▶ **Problem to work on**
Report how many lines of the entries below contain the word "icon", and nothing more.

Website and app data records
■ ■ ■ ■ ■

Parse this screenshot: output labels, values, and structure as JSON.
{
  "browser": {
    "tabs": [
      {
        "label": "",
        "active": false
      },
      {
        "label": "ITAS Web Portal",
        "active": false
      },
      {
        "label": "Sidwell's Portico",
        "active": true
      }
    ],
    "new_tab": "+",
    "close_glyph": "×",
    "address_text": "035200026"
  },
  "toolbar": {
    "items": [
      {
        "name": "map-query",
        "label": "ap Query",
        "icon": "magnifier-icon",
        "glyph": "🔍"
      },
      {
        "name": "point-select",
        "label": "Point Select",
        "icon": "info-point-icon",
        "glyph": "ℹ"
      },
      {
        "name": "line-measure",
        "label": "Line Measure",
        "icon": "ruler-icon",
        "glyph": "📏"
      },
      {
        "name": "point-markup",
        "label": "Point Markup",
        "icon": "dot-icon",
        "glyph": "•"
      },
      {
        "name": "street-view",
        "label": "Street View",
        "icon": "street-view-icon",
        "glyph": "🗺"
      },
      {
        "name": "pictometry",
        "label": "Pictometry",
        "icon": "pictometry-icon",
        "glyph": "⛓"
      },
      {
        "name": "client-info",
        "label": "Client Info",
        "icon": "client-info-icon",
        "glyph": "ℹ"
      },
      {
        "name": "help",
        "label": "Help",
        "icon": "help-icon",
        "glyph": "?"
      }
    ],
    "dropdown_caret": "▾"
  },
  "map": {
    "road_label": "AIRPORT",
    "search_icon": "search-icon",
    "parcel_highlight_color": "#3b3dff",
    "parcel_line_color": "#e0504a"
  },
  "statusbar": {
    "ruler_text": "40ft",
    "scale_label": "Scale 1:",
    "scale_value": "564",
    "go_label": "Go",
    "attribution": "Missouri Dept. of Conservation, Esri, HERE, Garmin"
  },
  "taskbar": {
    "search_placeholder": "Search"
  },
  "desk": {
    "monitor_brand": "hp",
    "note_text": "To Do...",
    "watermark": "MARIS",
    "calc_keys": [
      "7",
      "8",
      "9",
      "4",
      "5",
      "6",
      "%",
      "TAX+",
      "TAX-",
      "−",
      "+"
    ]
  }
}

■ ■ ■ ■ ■

▶ **Response to this exercise**
9